Ramadan is an integral part of the Islamic faith, so much so that millions of Muslims worldwide observe it. During Ramadan, Muslims fast from dawn till sunset, avoiding food and drink. Additionally, Muslims must avoid lying, cheating, sexual activities, etc. The idea behind Ramadan is the renewal of faith so that Muslims can follow the true path to have the best life in this world and the afterlife.
While many people have heard of Ramadan, there are still questions about who celebrates it. Fortunately, this blog will cover everything there is to know about who celebrates Ramadan and the diversity of its celebrations.
Who Celebrates Ramadan?
Ramadan is one of Islam’s five pillars, celebrated by Muslims worldwide. Ramadan is a time for spiritual reflection, charity, and community building. Fasting is mandatory for all able Muslims, including those in good health who have reached puberty and are not traveling.
The world’s population of Muslims is a staggering 1.8 billion, making Islam the second-largest religion that continues to multiply. Most Muslims live in Africa, and Asia, with the largest populations in India, Nigeria, Bangladesh, Pakistan, and Indonesia. North Africa and the Middle East have significant Muslim populations as well. But then again, Muslims can be found in every corner of the world, making Islam a global and diverse faith.
Ramadan is a national holiday in numerous Muslim-majority countries like Egypt, Indonesia, Turkey, etc. During Ramadan, schools and businesses in these countries will be closed entirely or have altered hours to make it easier for Muslims to make the most of the month and its blessings. Interestingly, some non-Muslim countries also recognize Ramadan as a national holiday, such as Singapore and Malaysia.
Diversity with Ramadan Celebrations
It goes without saying fasting is a core aspect of Ramadan, but many regional and cultural traditions are associated with this month. For instance, it is common in some countries to break the fast with milk and dates; in others, families come together to break their fast with elaborate meals after sunset. In some regions, observing nightly prayers, known as Taraweeh, is mandatory.
While the core practices of Ramadan are the same for most Muslims, there are a few variations in religious interpretations and practices. For instance, some Muslims read the Holy Quran during Ramadan, while others focus on specific verses or chapters. Some may engage in acts of charity, like donating to a local mosque or feeding the homeless. Moreover, some Muslims will refrain from watching TV or listening to music throughout Ramadan.
Non-Muslims also partake in Ramadan celebrations, especially in countries with diverse populations. Organizations and businesses may organize community Iftars in some places, and these large dinners are open to the general public. This is one example of how Muslims can build and foster relationships with non-Muslims during Ramadan.
Misconceptions about Ramadan
Unfortunately, there are many stereotypes and misconceptions associated with Ramadan. One common misconception is that Ramadan is strictly about staying away from food and water. While staying away from food and water is essential, Ramadan is a time for spiritual reflection and building a relationship with Almighty God.

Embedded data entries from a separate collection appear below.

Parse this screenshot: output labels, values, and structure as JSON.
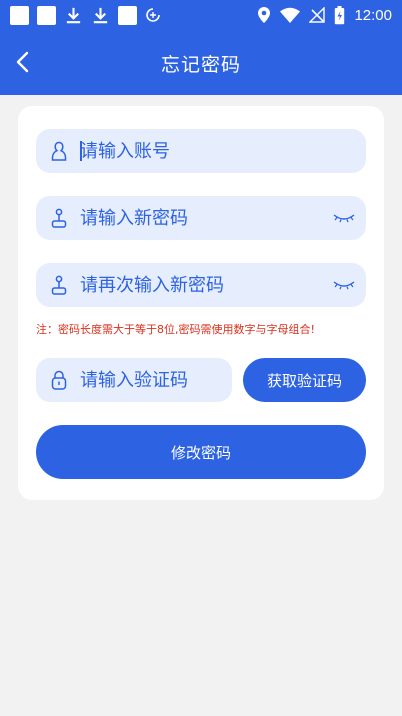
{
  "status_bar": {
    "time": "12:00",
    "left_icons": [
      "notification-square-icon",
      "notification-square-icon",
      "download-icon",
      "download-icon",
      "notification-square-icon",
      "data-saver-icon"
    ],
    "right_icons": [
      "location-icon",
      "wifi-icon",
      "no-signal-icon",
      "battery-charging-icon"
    ]
  },
  "header": {
    "title": "忘记密码",
    "back_icon": "chevron-left-icon"
  },
  "form": {
    "account": {
      "placeholder": "请输入账号",
      "value": "",
      "icon": "user-icon"
    },
    "new_password": {
      "placeholder": "请输入新密码",
      "value": "",
      "icon": "lock-key-icon",
      "toggle_icon": "eye-closed-icon"
    },
    "confirm_password": {
      "placeholder": "请再次输入新密码",
      "value": "",
      "icon": "lock-key-icon",
      "toggle_icon": "eye-closed-icon"
    },
    "note": "注：密码长度需大于等于8位,密码需使用数字与字母组合!",
    "code": {
      "placeholder": "请输入验证码",
      "value": "",
      "icon": "padlock-icon"
    },
    "get_code_label": "获取验证码",
    "submit_label": "修改密码"
  },
  "colors": {
    "primary": "#2d63e2",
    "field_bg": "#e6edfc",
    "page_bg": "#f2f2f2",
    "note_text": "#d9301c"
  }
}
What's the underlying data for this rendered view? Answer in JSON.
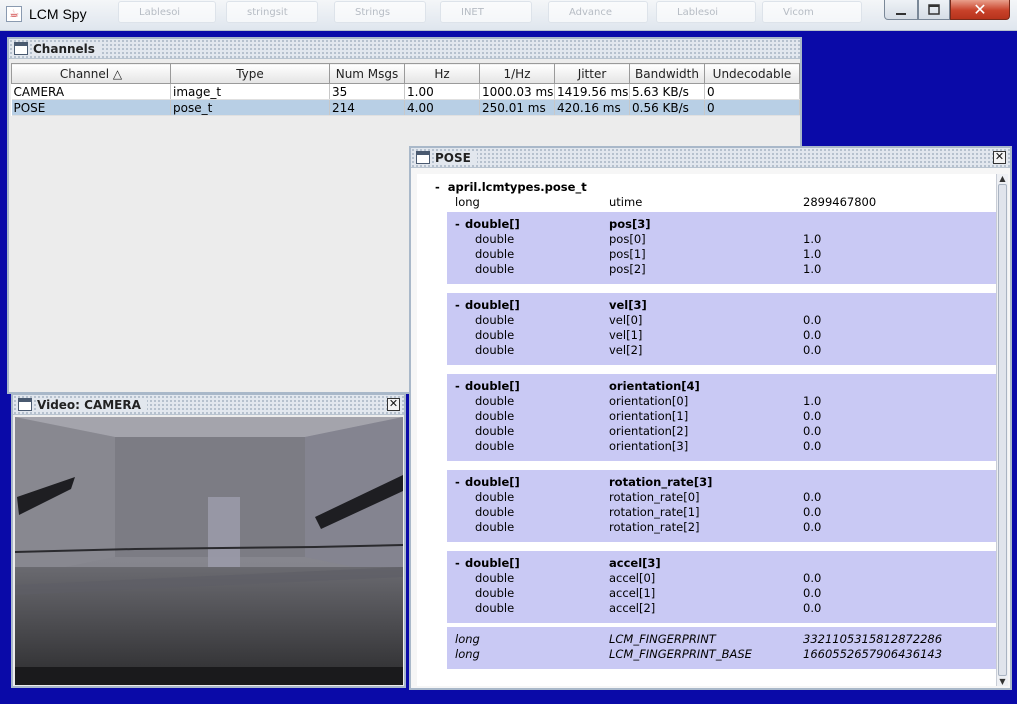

Another common misconception about Ramadan is exclusively a Middle Eastern or Arab practice. In reality, Muslims worldwide observe Ramadan, and there is a lot of diversity. Furthermore, not all Muslims are required to fast, including pregnant women, ill people, the elderly, and children.
There are also fantastical misunderstandings and stereotypes about how fasting affects the body. Fasting may be challenging, especially for those new to the practice, but it is safe and healthy for most people. Also, fasting will not lead to weight loss if one overeats during non-fasting hours.
Addressing these misunderstandings and misconceptions is important to foster tremendous respect and understanding for Ramadan. It is also vital to understand the purpose and meaning of Ramadan to deepen one’s connection with God and build stronger bonds with the community through acts of charity and kindness.
While fasting is an important part of Ramadan for Muslims worldwide, many regional and cultural traditions are associated with the holy month. Furthermore, there can be variations in religious interpretations and practices, and many non-Muslims are incorporated into Ramadan celebrations. Ultimately, Ramadan is a time for charity, community building, and spiritual reflection; it serves as a reminder regarding the importance of faith.